The routine in summer beyond the fly catching feat was the inspection of the “back 40.” His son and he would make the rounds of the cottage, meticulously checking the deck, the dock, the stone walls. Each stop was deliberate, a concerted effort to assess the situation, approve the proffered remedy, and move on. Anything needing the ministrations of a third party elicited another bit of wisdom, learned the hard way. “People do what you inspect, not what you expect.”
These expeditions culminated at the dock, usually at dusk, where the canvas chairs were arranged for the perfect view of the water as the silver glints of the sun warmed to bronze and then to gold.
Watching from the porch, she would study the pair and imagine the conversation. What discussion caused the arm to fly up in emphasis? What point required the punctuation of the finger jab? But eventually gesticulation would cease and stillness would signal a change in purpose. Twin guardians of the gates, they would sit, listing slightly to port, heads tilted in the same attitude of contemplation, “just resting their eyes.” Each exhalation would softly growl from mouths parted as though contemplation had come in mid-sentence.
Then, slowly approaching down the lawn on silent bare feet, she would come up from behind, so they would not see. Having caught them thus, she would return, confident of their vigilance, to the kitchen. From another part of the cottage, the disembodied voice of a child disengaged from earbuds long enough to be hungry would call: “Is it time to start the grill?
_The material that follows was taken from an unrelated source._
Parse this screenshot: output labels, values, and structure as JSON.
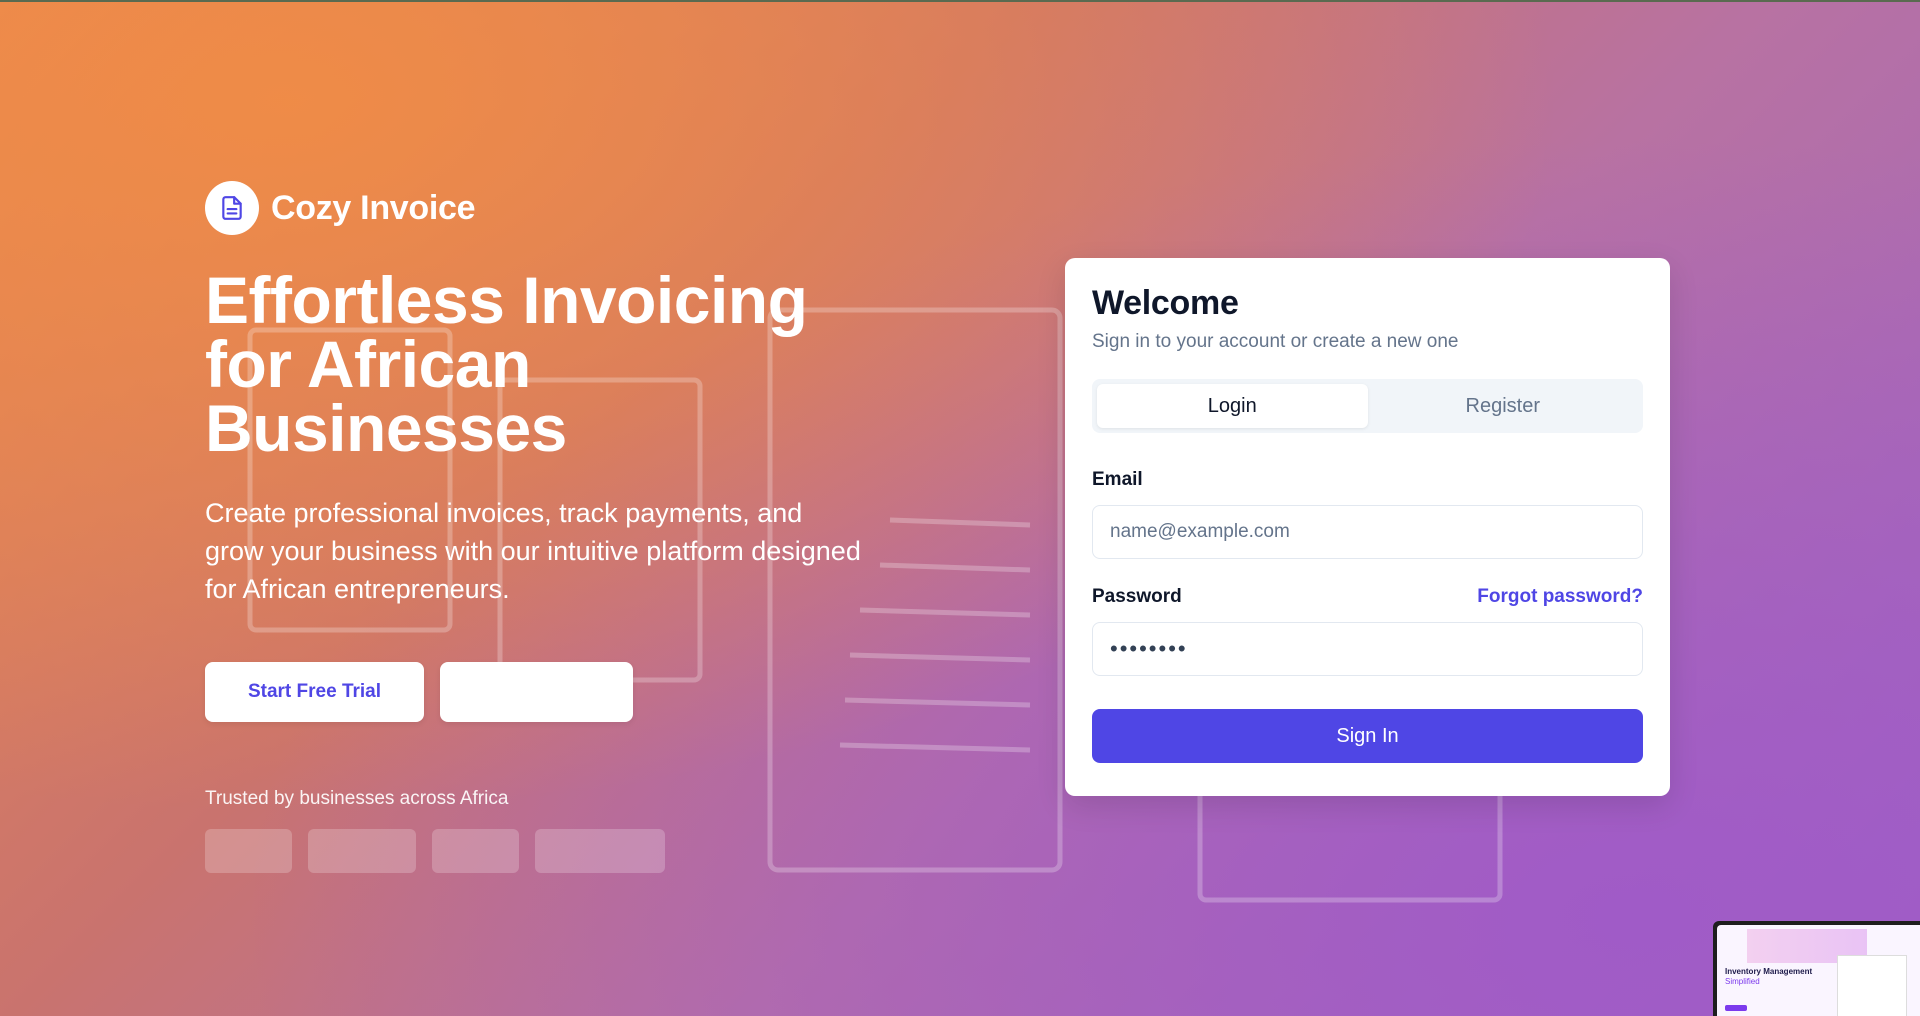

Where’s Dad?”
“Down on the dock with Grampa, catching flies.”
E.E. Whiting, one of the reviewers of U.S. 1’s Summer Fiction submissions, is a frequent contributor to U.S. 1.